**TASK OBJECTIVE:**
Each line of the listing where the string "ffffff" appears is to be identified and copied.

**GIVEN DATA:**
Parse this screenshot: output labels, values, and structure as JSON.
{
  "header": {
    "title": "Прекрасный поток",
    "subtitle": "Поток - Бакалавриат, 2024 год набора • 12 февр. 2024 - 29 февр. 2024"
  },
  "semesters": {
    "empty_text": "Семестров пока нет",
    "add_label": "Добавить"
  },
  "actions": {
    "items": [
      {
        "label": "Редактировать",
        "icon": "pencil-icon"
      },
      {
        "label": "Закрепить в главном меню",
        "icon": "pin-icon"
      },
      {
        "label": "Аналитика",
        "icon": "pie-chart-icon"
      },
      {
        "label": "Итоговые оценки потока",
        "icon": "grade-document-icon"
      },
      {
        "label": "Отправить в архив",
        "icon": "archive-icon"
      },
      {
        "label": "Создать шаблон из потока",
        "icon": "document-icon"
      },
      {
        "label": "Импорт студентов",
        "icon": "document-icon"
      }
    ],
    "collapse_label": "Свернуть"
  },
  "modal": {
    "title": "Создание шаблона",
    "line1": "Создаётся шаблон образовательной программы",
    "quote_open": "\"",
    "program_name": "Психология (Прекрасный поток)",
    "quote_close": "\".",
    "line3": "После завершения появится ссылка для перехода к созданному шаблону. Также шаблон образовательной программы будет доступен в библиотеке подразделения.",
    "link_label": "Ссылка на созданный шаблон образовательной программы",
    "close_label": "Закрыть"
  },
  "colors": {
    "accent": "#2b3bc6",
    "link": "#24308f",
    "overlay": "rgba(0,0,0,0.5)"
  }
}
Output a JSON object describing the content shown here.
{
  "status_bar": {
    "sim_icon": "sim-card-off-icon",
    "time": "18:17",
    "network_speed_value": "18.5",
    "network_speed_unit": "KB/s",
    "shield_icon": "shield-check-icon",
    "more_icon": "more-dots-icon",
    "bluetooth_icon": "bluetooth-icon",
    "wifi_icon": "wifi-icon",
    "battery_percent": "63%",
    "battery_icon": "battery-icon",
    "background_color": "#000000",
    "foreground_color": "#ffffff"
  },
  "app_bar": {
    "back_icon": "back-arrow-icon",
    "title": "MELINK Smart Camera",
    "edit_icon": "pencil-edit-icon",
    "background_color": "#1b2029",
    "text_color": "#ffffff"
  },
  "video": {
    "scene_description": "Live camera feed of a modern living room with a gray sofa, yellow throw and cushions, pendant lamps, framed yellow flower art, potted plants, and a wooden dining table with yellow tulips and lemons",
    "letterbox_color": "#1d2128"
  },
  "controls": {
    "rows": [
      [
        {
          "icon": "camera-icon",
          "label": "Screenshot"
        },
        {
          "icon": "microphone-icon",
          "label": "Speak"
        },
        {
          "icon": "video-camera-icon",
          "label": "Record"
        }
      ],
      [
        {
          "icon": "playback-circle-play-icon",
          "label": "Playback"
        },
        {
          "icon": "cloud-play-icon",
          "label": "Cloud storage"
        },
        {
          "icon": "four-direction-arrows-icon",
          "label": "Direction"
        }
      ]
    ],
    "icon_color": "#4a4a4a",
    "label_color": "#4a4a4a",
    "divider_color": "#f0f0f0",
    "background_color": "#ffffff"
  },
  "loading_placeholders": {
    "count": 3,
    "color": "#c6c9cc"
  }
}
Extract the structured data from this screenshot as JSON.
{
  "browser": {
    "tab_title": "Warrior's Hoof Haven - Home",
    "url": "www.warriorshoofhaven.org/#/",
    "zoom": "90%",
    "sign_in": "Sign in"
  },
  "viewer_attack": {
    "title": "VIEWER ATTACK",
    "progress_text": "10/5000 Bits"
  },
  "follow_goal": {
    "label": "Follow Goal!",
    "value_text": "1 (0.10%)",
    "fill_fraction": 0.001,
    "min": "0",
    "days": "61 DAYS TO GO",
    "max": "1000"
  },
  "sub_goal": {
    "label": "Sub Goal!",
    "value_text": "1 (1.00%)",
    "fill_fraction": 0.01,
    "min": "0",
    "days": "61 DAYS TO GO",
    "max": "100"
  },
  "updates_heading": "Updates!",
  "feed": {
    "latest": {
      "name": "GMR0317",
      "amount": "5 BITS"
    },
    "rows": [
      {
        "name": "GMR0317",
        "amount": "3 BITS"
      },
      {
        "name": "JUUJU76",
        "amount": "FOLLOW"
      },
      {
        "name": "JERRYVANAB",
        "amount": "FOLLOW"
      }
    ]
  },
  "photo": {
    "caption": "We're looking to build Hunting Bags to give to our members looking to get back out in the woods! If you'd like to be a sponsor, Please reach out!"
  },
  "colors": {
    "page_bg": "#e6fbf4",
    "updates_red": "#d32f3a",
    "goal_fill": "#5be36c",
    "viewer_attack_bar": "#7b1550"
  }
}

**RESULT OF THE EXERCISE:**
    "foreground_color": "#ffffff"
    "text_color": "#ffffff"
    "background_color": "#ffffff"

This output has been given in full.